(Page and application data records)
--- --- ---

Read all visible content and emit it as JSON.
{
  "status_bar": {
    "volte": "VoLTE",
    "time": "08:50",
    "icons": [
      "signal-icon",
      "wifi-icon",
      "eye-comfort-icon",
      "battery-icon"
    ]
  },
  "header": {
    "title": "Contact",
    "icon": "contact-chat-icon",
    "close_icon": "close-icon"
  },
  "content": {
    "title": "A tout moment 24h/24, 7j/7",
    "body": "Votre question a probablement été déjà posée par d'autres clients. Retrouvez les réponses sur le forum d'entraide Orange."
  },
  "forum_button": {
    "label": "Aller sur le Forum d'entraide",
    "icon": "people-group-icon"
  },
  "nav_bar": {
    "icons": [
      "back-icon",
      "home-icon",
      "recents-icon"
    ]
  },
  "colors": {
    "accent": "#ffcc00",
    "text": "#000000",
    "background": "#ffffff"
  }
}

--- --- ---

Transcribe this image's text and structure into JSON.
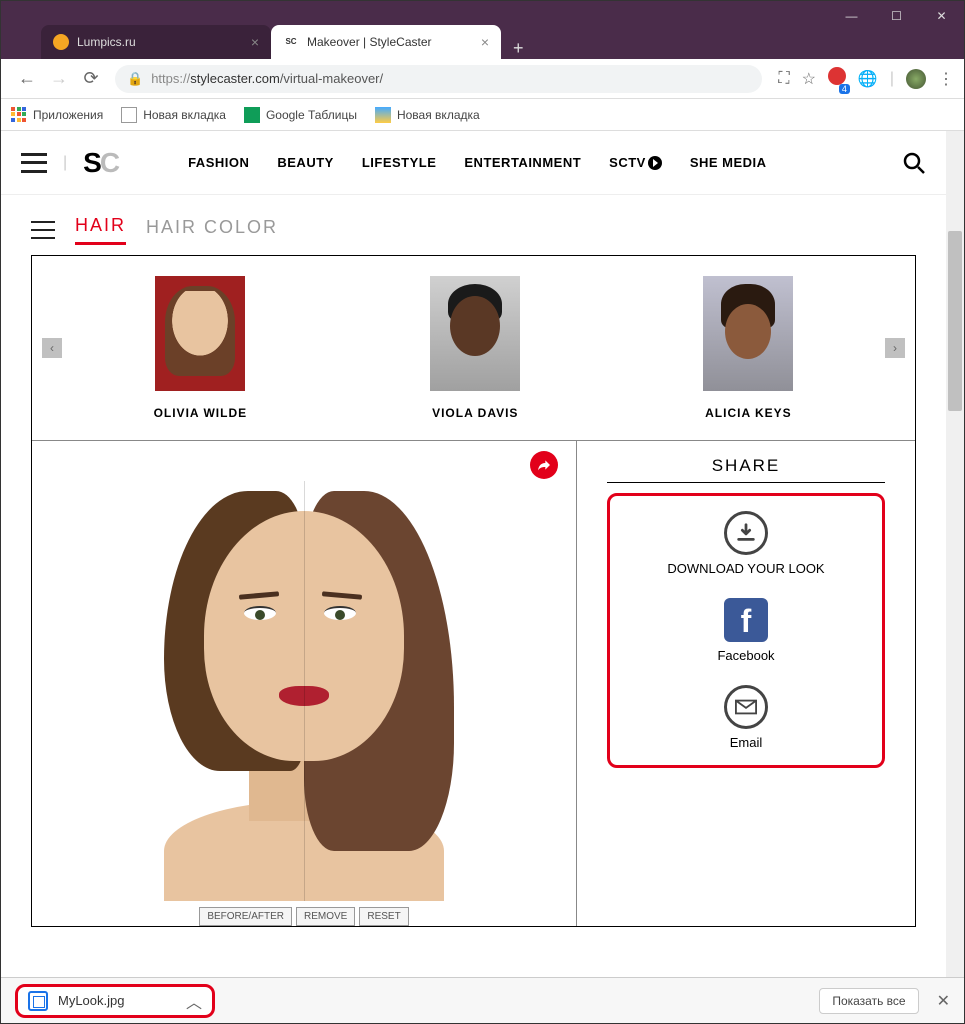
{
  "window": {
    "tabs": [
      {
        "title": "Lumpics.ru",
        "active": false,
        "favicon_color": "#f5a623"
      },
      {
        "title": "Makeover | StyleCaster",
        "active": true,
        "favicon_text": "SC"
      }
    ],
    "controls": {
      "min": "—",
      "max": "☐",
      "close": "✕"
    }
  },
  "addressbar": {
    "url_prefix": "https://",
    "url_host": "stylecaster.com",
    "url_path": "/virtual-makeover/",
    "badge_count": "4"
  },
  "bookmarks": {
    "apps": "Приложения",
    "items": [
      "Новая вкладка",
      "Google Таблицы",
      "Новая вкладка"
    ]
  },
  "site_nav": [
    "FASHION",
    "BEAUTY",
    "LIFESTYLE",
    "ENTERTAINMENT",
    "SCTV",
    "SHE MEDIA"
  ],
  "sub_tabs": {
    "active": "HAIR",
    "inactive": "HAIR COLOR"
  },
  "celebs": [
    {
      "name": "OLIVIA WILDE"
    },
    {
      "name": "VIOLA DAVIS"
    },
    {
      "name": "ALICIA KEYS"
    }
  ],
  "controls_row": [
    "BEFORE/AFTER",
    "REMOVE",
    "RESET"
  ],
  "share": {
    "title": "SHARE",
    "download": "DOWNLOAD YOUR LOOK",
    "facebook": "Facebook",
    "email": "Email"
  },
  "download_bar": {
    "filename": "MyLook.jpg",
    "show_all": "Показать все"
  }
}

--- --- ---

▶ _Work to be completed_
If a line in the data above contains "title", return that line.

▶ _Output_
    "title": "Contact",
    "title": "A tout moment 24h/24, 7j/7",
        "title": "Lumpics.ru",
        "title": "Makeover | StyleCaster",
    "title": "SHARE",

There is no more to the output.